The exhibit focused on the Reggio Emilia approach to teaching young children, which emphasizes exploration, self-directed learning, and building relationships between students, teachers, families and the community.
The panel discussion was held in the chapel on Brattle Campus and drew an engaged crowd of educators whose interest in the Reggio Emilia approach to “joyous learning” sparked a lively question-and-answer session. The panel was one of the first public events to be hosted at the chapel since Lesley acquired the building from the Episcopal Divinity School earlier this year.
The panelists discussed their collaborative work establishing the Reggio Emilia Institute at Lesley and expanding Lesley’s Kindergarten Conference into an international gathering of educators focused on cutting-edge theories and practices in early childhood education.
McKenna, who now sits of the Massachusetts Board of Education, emphasized the importance of investing in early childhood education, decrying reductions in state funding.
“We have the highest graduation rate in the country and the highest achievement gap in the country,” she told the audience. “Unless we find ways to build affordable quality daycare and joyous early childhood education — not testable, but joyous, child-centered education like we see here — we will never close that achievement gap. What I learned from you, Mary, and from all of you sitting here, I bring every day to my work at the Board of Education.

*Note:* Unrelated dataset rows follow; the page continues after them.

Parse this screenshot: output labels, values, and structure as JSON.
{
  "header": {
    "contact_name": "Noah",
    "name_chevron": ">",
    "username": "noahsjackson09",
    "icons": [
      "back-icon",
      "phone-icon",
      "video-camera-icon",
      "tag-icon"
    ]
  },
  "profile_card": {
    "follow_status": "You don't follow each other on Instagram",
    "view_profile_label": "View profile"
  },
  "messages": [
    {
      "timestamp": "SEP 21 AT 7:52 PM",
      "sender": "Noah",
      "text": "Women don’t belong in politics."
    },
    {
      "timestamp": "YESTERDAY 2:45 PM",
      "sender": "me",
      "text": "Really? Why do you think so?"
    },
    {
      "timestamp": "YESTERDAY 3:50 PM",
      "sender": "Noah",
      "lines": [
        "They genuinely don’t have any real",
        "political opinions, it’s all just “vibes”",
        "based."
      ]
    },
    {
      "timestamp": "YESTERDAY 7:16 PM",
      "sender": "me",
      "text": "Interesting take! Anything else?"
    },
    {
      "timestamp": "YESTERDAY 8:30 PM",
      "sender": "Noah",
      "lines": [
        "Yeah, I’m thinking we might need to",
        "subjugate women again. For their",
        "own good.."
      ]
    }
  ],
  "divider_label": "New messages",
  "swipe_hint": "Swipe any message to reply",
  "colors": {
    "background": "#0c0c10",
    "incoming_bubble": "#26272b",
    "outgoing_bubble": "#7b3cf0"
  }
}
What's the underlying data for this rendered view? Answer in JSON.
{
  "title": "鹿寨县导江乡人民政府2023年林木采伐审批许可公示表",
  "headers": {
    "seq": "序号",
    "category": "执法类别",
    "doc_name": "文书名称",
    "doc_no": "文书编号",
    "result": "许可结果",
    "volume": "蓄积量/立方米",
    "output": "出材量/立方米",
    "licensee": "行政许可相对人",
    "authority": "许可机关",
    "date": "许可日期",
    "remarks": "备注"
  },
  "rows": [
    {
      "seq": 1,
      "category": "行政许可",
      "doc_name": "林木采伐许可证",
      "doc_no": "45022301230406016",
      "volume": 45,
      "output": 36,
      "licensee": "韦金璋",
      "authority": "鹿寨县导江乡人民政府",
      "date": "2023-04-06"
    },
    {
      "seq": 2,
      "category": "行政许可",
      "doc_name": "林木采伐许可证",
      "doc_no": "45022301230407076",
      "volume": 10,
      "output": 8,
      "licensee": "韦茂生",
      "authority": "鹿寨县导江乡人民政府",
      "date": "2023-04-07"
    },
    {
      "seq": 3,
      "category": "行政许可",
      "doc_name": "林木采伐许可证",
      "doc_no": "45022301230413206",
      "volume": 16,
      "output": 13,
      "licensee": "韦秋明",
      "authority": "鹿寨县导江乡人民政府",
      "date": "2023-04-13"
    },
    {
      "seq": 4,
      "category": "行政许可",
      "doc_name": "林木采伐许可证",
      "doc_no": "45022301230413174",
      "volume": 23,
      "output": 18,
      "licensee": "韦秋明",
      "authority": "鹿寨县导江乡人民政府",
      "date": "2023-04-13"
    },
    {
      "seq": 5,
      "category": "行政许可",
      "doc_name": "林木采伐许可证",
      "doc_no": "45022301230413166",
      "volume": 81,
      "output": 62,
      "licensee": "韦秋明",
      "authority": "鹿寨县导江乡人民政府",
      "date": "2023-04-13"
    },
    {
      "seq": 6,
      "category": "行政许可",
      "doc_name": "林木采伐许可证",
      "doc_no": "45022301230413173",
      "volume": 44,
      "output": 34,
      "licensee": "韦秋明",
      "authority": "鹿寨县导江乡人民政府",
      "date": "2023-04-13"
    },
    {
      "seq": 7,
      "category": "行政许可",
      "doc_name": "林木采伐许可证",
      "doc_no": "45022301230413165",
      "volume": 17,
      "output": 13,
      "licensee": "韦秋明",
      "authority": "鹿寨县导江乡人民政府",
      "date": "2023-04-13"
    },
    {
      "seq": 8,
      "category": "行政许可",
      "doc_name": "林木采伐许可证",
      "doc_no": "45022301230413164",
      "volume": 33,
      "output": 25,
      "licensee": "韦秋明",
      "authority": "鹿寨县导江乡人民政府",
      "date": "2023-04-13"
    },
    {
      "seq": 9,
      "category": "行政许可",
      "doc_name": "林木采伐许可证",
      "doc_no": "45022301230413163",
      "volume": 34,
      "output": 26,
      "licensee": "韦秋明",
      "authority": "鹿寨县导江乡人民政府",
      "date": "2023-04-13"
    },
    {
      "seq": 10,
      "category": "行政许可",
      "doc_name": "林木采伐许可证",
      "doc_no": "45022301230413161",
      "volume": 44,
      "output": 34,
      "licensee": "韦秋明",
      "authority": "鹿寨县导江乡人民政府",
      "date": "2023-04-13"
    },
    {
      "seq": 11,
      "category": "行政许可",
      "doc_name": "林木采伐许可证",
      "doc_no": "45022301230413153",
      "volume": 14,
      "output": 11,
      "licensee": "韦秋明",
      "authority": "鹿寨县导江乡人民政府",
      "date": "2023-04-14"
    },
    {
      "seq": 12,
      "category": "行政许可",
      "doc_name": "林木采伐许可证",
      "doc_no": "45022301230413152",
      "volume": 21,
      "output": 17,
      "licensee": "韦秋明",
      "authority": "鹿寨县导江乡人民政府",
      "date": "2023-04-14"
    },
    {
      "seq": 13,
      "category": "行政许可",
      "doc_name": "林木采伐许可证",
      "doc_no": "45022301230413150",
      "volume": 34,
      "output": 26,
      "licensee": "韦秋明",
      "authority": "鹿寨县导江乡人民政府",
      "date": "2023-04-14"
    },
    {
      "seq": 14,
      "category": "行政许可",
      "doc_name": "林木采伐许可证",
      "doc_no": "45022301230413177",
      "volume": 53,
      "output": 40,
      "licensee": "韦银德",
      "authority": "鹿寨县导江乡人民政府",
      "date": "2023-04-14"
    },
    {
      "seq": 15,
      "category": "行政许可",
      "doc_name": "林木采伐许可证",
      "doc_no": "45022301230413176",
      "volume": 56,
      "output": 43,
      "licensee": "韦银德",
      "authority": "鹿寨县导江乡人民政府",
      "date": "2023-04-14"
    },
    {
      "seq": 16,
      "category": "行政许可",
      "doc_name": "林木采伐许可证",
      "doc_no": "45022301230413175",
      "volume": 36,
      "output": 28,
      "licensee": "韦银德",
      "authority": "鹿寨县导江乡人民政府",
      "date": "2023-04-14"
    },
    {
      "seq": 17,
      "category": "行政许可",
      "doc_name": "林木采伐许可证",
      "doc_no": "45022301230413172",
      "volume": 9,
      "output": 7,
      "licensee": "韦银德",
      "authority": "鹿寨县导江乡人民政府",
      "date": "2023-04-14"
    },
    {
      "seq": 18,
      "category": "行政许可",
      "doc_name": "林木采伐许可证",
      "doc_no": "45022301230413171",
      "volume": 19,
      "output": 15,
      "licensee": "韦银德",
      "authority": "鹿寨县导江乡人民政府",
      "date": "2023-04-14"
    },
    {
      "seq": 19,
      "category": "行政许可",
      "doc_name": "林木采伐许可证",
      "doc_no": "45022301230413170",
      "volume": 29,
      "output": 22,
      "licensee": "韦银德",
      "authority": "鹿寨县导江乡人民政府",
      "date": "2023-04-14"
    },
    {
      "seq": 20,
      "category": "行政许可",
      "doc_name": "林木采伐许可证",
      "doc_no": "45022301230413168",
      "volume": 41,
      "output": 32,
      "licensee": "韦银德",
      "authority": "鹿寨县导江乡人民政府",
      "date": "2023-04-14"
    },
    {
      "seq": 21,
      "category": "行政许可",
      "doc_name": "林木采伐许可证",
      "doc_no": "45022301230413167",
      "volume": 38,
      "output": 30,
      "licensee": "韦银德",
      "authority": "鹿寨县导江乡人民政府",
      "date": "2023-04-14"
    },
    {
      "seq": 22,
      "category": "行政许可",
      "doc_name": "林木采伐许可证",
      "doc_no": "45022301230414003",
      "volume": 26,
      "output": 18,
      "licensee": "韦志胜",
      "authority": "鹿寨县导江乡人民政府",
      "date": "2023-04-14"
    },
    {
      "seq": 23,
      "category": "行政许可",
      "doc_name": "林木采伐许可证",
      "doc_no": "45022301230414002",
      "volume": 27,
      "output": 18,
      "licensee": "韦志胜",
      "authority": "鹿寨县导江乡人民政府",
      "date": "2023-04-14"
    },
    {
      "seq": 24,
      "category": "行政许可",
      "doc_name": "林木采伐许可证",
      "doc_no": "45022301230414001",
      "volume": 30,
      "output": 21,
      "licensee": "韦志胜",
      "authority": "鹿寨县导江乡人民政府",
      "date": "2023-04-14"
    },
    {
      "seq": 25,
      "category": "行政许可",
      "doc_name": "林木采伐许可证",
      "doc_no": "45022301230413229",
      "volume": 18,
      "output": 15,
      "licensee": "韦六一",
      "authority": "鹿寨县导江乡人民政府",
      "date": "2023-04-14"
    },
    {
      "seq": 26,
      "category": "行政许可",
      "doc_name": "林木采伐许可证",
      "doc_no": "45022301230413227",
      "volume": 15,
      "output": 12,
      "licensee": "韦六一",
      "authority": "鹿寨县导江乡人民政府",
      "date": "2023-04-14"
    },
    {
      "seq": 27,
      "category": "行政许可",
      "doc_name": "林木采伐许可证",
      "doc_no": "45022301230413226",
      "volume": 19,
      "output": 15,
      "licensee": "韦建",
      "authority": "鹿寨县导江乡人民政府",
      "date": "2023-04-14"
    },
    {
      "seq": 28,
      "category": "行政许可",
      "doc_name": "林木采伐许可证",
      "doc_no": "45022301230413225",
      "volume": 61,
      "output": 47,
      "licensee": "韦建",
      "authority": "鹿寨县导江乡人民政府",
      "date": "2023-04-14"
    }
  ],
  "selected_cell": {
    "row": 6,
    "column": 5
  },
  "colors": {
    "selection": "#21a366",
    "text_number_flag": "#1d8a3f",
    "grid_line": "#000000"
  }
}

I’m like a broken record on how important early childhood education is and how we need to support it and support teachers and what they do.”